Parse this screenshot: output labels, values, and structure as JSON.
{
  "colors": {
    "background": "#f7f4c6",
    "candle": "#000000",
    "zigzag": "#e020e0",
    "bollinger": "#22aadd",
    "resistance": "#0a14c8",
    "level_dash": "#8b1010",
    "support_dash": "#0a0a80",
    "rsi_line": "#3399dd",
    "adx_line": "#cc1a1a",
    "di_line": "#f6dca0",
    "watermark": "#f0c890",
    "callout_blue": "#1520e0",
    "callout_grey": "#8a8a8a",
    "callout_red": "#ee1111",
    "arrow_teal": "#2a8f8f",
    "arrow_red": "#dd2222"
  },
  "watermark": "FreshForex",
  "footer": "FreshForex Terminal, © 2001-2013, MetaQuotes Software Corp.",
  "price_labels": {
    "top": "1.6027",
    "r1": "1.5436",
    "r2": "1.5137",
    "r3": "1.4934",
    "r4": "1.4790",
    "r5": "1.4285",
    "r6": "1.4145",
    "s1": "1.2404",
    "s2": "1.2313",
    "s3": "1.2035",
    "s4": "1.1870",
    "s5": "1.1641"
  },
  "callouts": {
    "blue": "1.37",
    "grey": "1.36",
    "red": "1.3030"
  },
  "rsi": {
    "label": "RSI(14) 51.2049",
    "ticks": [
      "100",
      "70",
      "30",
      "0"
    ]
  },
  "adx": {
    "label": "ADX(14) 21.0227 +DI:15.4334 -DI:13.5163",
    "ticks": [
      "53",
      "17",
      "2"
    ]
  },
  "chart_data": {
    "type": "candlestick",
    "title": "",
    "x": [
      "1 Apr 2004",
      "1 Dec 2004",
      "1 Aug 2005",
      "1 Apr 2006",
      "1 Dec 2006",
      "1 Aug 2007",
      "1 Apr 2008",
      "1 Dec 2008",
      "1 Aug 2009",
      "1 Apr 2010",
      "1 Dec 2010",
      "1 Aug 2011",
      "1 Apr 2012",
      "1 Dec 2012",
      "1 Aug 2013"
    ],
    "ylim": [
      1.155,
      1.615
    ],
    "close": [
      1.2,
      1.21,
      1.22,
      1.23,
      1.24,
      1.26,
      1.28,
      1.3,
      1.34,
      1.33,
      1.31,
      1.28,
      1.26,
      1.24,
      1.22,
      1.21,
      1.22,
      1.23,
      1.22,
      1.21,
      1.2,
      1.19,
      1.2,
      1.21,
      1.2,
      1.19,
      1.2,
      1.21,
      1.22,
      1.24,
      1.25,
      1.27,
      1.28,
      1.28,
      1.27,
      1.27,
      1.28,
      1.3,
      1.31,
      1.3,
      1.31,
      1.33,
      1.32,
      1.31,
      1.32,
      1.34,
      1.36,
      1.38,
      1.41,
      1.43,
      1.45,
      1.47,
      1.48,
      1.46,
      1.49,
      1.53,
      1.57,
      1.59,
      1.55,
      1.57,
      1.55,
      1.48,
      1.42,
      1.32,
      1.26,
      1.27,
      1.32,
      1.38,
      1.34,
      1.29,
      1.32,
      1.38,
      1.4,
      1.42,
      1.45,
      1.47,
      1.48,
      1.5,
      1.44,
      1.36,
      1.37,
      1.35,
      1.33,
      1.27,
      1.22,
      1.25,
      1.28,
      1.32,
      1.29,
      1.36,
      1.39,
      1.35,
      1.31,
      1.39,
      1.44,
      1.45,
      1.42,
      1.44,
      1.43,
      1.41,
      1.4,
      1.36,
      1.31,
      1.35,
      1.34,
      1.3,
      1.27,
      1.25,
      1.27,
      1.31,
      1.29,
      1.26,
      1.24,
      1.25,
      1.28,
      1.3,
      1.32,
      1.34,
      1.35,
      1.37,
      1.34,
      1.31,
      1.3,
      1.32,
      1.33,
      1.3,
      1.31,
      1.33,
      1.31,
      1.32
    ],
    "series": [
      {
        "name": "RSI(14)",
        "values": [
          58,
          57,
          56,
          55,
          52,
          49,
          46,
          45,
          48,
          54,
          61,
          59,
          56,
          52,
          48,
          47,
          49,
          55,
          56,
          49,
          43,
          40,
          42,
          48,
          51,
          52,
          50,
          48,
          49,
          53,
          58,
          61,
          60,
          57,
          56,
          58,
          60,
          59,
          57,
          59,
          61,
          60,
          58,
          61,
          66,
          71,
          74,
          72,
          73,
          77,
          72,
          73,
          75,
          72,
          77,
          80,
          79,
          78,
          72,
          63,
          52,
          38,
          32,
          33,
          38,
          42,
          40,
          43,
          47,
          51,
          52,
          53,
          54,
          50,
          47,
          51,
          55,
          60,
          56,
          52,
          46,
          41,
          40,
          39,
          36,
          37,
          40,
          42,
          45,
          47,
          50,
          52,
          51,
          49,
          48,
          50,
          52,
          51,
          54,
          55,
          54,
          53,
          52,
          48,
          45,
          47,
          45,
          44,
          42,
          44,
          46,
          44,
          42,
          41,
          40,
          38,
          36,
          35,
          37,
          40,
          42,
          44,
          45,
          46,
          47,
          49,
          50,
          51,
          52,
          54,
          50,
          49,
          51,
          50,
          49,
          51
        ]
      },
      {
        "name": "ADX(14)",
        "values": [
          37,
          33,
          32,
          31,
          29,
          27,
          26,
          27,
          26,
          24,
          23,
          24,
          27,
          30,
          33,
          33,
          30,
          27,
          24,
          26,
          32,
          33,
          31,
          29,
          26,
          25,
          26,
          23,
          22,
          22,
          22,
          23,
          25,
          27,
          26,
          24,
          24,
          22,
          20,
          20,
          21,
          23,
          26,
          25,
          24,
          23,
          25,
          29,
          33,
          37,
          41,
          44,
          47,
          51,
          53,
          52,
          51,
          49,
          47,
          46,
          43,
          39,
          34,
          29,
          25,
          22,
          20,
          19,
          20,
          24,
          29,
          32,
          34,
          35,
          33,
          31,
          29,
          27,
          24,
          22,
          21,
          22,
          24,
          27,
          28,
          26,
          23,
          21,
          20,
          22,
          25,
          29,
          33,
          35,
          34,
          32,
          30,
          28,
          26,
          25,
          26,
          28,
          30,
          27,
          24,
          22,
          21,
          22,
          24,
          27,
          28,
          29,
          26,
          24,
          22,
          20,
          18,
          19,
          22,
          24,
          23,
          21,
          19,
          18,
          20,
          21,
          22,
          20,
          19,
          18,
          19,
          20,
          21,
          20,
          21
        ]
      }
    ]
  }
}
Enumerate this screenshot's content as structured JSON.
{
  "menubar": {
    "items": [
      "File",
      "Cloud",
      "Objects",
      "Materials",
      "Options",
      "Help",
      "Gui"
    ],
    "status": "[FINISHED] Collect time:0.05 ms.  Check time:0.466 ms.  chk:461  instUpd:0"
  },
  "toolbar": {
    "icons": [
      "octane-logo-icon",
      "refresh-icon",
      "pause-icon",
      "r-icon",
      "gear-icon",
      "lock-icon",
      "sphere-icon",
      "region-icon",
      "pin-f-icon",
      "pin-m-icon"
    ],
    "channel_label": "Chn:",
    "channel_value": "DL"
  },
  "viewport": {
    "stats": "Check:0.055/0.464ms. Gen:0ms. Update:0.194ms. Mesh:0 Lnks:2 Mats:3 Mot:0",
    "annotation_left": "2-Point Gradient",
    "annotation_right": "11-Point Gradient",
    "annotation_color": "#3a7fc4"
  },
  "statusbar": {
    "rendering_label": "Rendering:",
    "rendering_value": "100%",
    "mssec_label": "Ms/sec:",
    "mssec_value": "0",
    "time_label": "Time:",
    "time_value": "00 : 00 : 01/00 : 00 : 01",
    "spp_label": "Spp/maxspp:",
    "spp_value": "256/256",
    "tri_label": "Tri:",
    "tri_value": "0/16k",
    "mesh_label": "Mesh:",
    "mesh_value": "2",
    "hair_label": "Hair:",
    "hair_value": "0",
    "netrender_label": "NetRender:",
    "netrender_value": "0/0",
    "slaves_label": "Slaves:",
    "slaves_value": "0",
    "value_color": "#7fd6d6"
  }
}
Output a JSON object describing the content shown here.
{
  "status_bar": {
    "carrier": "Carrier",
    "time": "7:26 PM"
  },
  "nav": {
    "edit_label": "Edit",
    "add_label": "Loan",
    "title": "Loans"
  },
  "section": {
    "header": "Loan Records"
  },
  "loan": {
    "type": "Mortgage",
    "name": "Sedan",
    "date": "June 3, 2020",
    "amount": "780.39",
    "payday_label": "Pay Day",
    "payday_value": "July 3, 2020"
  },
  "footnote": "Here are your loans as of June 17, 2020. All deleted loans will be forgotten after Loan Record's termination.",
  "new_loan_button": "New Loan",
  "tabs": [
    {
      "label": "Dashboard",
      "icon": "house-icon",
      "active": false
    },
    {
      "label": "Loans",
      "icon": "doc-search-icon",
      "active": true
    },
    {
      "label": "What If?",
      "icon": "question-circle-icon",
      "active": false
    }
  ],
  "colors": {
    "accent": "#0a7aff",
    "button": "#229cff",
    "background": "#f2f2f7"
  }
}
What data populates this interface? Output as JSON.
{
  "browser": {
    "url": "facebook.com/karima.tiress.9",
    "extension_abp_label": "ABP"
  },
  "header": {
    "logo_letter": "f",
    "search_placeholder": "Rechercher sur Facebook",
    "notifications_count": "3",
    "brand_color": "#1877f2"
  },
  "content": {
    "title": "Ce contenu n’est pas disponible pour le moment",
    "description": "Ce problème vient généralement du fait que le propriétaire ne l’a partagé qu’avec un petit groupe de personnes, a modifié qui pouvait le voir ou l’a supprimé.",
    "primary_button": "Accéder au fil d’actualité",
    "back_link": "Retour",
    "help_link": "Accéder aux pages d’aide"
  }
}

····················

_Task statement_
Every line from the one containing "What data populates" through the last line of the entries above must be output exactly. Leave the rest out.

_Written response_
What data populates this interface? Output as JSON.
{
  "browser": {
    "url": "facebook.com/karima.tiress.9",
    "extension_abp_label": "ABP"
  },
  "header": {
    "logo_letter": "f",
    "search_placeholder": "Rechercher sur Facebook",
    "notifications_count": "3",
    "brand_color": "#1877f2"
  },
  "content": {
    "title": "Ce contenu n’est pas disponible pour le moment",
    "description": "Ce problème vient généralement du fait que le propriétaire ne l’a partagé qu’avec un petit groupe de personnes, a modifié qui pouvait le voir ou l’a supprimé.",
    "primary_button": "Accéder au fil d’actualité",
    "back_link": "Retour",
    "help_link": "Accéder aux pages d’aide"
  }
}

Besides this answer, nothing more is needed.